The table below lists which vegetable seeds can be planted this month in North East Melbourne. In addition, for each vegetable, it shows: how it should be planted (direct, seed trays, etc); how far apart to plant it; its lifecycle (annual, perennial, etc); its crop rotation group (for those doing crop rotation); and its moon phase planting quarter (for those doing moon phase planting). It is an extract from our North East Melbourne veggie & herb planting guide.
|Moon phase |
|Beetroot||sow direct||20cm||roots||3rd||biennial grown as annual|
|Broad beans||sow direct||15cm||legumes||2nd||annual|
|Broccoli||in seed trays||30cm||brassicas||1st||annual or biennial|
|Brussels sprouts||in seed trays||30cm||brassicas||1st||biennial grown as annual|
|Cabbage||in seed trays||30cm||brassicas||1st||biennial grown as annual|
|Carrot||sow direct||10cm||roots||3rd||biennial grown as annual|
|Cauliflower||in seed trays||30cm||brassicas||1st||biennial grown as annual|
|Chives||sow direct or in seed trays||5cm||anywhere||3rd||perennial|
|Fennel||sow direct||25cm||anywhere||1st||annual, biennial or perennial|
|Kale||in seed trays||15cm||brassicas||1st||biennial grown as annual|
|Leeks||in seed trays||10cm||roots||3rd||biennial grown as annual|
|Lettuce||sow direct or in seed trays||20cm||anywhere||1st||annual or biennial|
|Mizuna||sow direct||20cm||brassicas||1st||biennial grown as annual|
|Mustard greens||sow direct||30cm||brassicas||1st||annual|
|Pak choy||sow direct||15cm||brassicas||1st||biennial grown as annual|
|Parsley||sow direct||20cm||anywhere||1st||biennial grown as annual|
|Potato||tubers||30cm||solanums||3rd||perennial grown as annual|
|Spinach||sow direct or in seed trays||20cm||anywhere||1st||annual|
As fruity things, cucurbits (cucumbers, etc) and solanums (tomatoes, etc) are heavy feeders. Brassicas (cabbages, etc) are medium feeders. As rooty things, alliums (onions, etc) and umbellifers (carrots, etc) are light feeders. Legumes (beans, etc) are non-feeders (they can fix their own nitrogen). Many leafy greens (lettuce, spinach, silverbeet, etc) don’t have much impact on the soil and can thus be planted anywhere. So, one sensible crop rotation would be:
- Legumes (beans, peas, etc).
- Brassicas (cabbage, broccoli, etc).
- Alliums (onions, leeks, etc).
- Cucurbits (cucumber, pumpkin, etc).
- Umbellifers (carrots, etc).
- Solanums (tomatoes, potatoes, etc).
This is a 6-year crop rotation. To make it shorter, you have to do one or more of three things:

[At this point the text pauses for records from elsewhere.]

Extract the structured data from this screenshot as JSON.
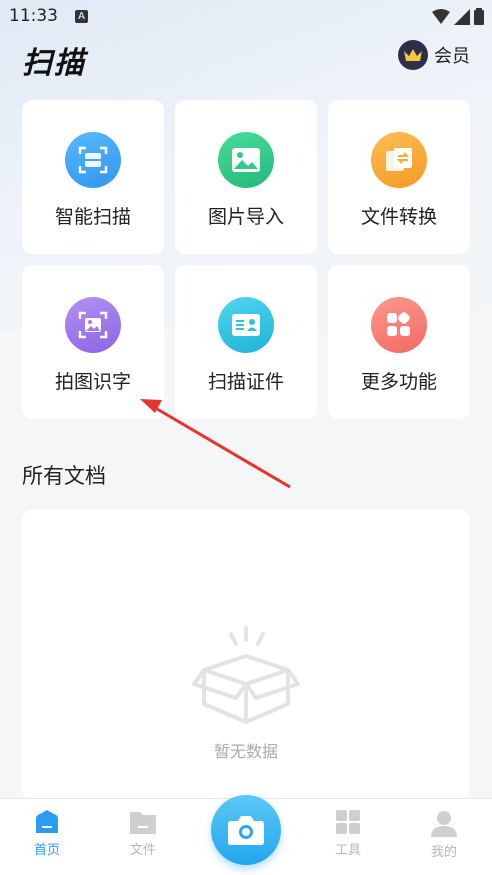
{
  "status": {
    "time": "11:33",
    "notif_letter": "A"
  },
  "header": {
    "title": "扫描",
    "vip_label": "会员"
  },
  "features": [
    {
      "label": "智能扫描",
      "icon": "scan-icon",
      "color": "#3aa6f5"
    },
    {
      "label": "图片导入",
      "icon": "image-icon",
      "color": "#2ecb8a"
    },
    {
      "label": "文件转换",
      "icon": "convert-icon",
      "color": "#f9a93a"
    },
    {
      "label": "拍图识字",
      "icon": "ocr-icon",
      "color": "#9f7bea"
    },
    {
      "label": "扫描证件",
      "icon": "id-card-icon",
      "color": "#29c4e2"
    },
    {
      "label": "更多功能",
      "icon": "more-icon",
      "color": "#f77b73"
    }
  ],
  "docs": {
    "section_title": "所有文档",
    "empty_text": "暂无数据"
  },
  "tabbar": {
    "items": [
      {
        "label": "首页",
        "icon": "home-icon",
        "active": true
      },
      {
        "label": "文件",
        "icon": "folder-icon",
        "active": false
      },
      {
        "label": "",
        "icon": "camera-icon",
        "active": false
      },
      {
        "label": "工具",
        "icon": "tools-icon",
        "active": false
      },
      {
        "label": "我的",
        "icon": "profile-icon",
        "active": false
      }
    ]
  },
  "colors": {
    "accent": "#2a9cf3",
    "annotation_arrow": "#e8332c"
  }
}
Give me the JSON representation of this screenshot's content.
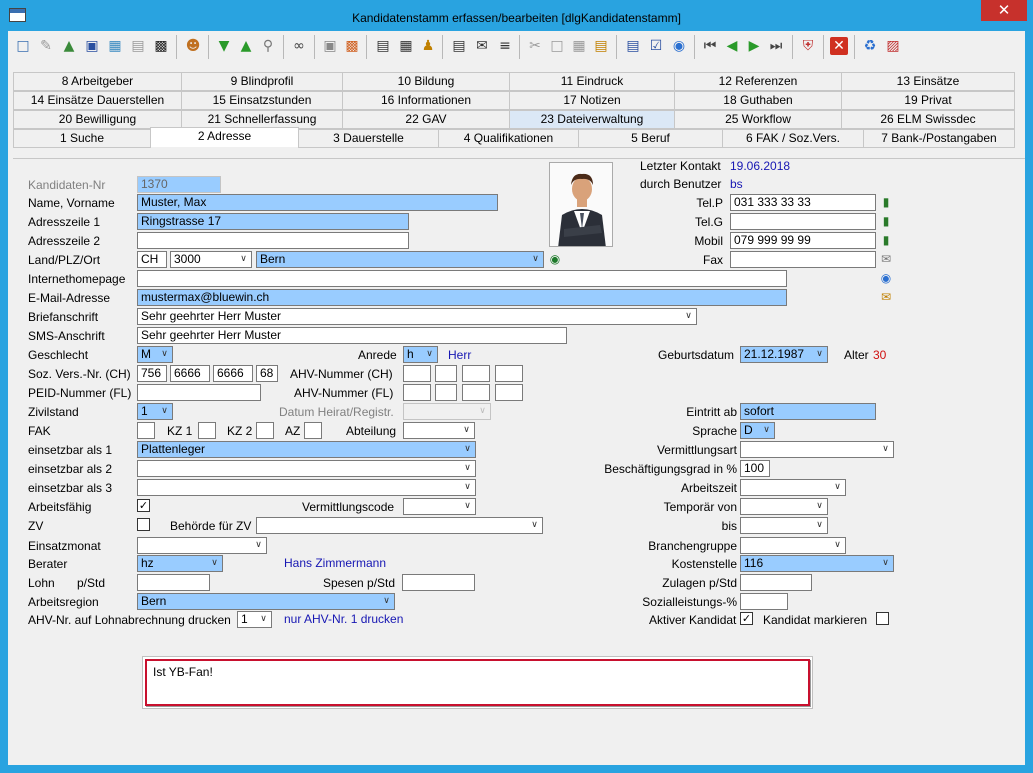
{
  "window": {
    "title": "Kandidatenstamm erfassen/bearbeiten [dlgKandidatenstamm]",
    "close": "✕"
  },
  "tabs": {
    "row1": [
      "8 Arbeitgeber",
      "9 Blindprofil",
      "10 Bildung",
      "11 Eindruck",
      "12 Referenzen",
      "13 Einsätze"
    ],
    "row2": [
      "14 Einsätze Dauerstellen",
      "15 Einsatzstunden",
      "16 Informationen",
      "17 Notizen",
      "18 Guthaben",
      "19 Privat"
    ],
    "row3": [
      "20 Bewilligung",
      "21 Schnellerfassung",
      "22 GAV",
      "23 Dateiverwaltung",
      "25 Workflow",
      "26 ELM Swissdec"
    ],
    "row4": [
      "1 Suche",
      "2 Adresse",
      "3 Dauerstelle",
      "4 Qualifikationen",
      "5 Beruf",
      "6 FAK / Soz.Vers.",
      "7 Bank-/Postangaben"
    ]
  },
  "labels": {
    "kandidaten_nr": "Kandidaten-Nr",
    "name": "Name, Vorname",
    "adr1": "Adresszeile 1",
    "adr2": "Adresszeile 2",
    "land": "Land/PLZ/Ort",
    "internet": "Internethomepage",
    "email": "E-Mail-Adresse",
    "briefanschrift": "Briefanschrift",
    "sms": "SMS-Anschrift",
    "geschlecht": "Geschlecht",
    "anrede": "Anrede",
    "sozvers": "Soz. Vers.-Nr. (CH)",
    "ahv_ch": "AHV-Nummer (CH)",
    "peid": "PEID-Nummer (FL)",
    "ahv_fl": "AHV-Nummer (FL)",
    "zivilstand": "Zivilstand",
    "datum_heirat": "Datum Heirat/Registr.",
    "fak": "FAK",
    "kz1": "KZ 1",
    "kz2": "KZ 2",
    "az": "AZ",
    "abteilung": "Abteilung",
    "einsetzbar1": "einsetzbar als 1",
    "einsetzbar2": "einsetzbar als 2",
    "einsetzbar3": "einsetzbar als 3",
    "arbeitsfaehig": "Arbeitsfähig",
    "vermittlungscode": "Vermittlungscode",
    "zv": "ZV",
    "behoerde": "Behörde für ZV",
    "einsatzmonat": "Einsatzmonat",
    "berater": "Berater",
    "lohn": "Lohn",
    "pstd": "p/Std",
    "spesen": "Spesen p/Std",
    "arbeitsregion": "Arbeitsregion",
    "ahv_lohn": "AHV-Nr. auf Lohnabrechnung drucken",
    "letzter_kontakt": "Letzter Kontakt",
    "durch_benutzer": "durch Benutzer",
    "telp": "Tel.P",
    "telg": "Tel.G",
    "mobil": "Mobil",
    "fax": "Fax",
    "geburtsdatum": "Geburtsdatum",
    "alter": "Alter",
    "eintritt": "Eintritt ab",
    "sprache": "Sprache",
    "vermittlungsart": "Vermittlungsart",
    "beschaeftigungsgrad": "Beschäftigungsgrad in %",
    "arbeitszeit": "Arbeitszeit",
    "temporaer": "Temporär von",
    "bis": "bis",
    "branchengruppe": "Branchengruppe",
    "kostenstelle": "Kostenstelle",
    "zulagen": "Zulagen p/Std",
    "sozialleistungen": "Sozialleistungs-%",
    "aktiver": "Aktiver Kandidat",
    "markieren": "Kandidat markieren"
  },
  "values": {
    "kandidaten_nr": "1370",
    "name": "Muster, Max",
    "adr1": "Ringstrasse 17",
    "adr2": "",
    "land": "CH",
    "plz": "3000",
    "ort": "Bern",
    "internet": "",
    "email": "mustermax@bluewin.ch",
    "briefanschrift": "Sehr geehrter Herr Muster",
    "sms": "Sehr geehrter Herr Muster",
    "geschlecht": "M",
    "anrede": "h",
    "anrede_text": "Herr",
    "soz1": "756",
    "soz2": "6666",
    "soz3": "6666",
    "soz4": "68",
    "zivilstand": "1",
    "einsetzbar1": "Plattenleger",
    "arbeitsfaehig_check": "✓",
    "zv_check": "",
    "berater": "hz",
    "berater_name": "Hans Zimmermann",
    "arbeitsregion": "Bern",
    "ahv_lohn": "1",
    "ahv_lohn_text": "nur AHV-Nr. 1 drucken",
    "letzter_kontakt": "19.06.2018",
    "durch_benutzer": "bs",
    "telp": "031 333 33 33",
    "telg": "",
    "mobil": "079 999 99 99",
    "fax": "",
    "geburtsdatum": "21.12.1987",
    "alter": "30",
    "eintritt": "sofort",
    "sprache": "D",
    "beschaeftigungsgrad": "100",
    "kostenstelle": "116",
    "aktiver_check": "✓",
    "markieren_check": "",
    "notes": "Ist YB-Fan!"
  },
  "colors": {
    "titlebar": "#29a3e0",
    "field_highlight": "#99ccff",
    "notes_border": "#c8102e",
    "link_text": "#1717b3"
  }
}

- Combine some things: so, for example, combine alliums and umbellifers as ‘roots’.
- Omit some things: so, for example, never plant brassicas.
- Plant a cool season crop (e.g. brassicas) followed by a warm season crop (e.g. solanums or cucurbits) into a single bed over the course of a year.
You also have to decide whether the annual rotation should be in Spring or in Autumn.
For a comprehensive discussion of crop rotation, read Angelo Eliades’ article.
Lots of people (including, by anecdote, many farmers) practice moon-phase planting whereby different types of veggie are planted at different times in the moon’s 28-day cycle.
The basic idea/assumption/rationale/sophistry is that one wants to root crops to grow downwards, and thus when the upward pull of the moon is lessening, and thus when the moon is waning. By contrast, one wants leafy and fruity crops to grow upwards, and thus when the upward pull of the moon is increasing, and thus when the moon is waxing. This gives the following phasing:
- 1st quarter: leafy – plant crops where one eats the leaves/foliage.
- 2nd quarter: fruits – plant crops where one eats the fruit.
- 3rd quarter: roots – plant root crops.
- 4th quarter: have a rest!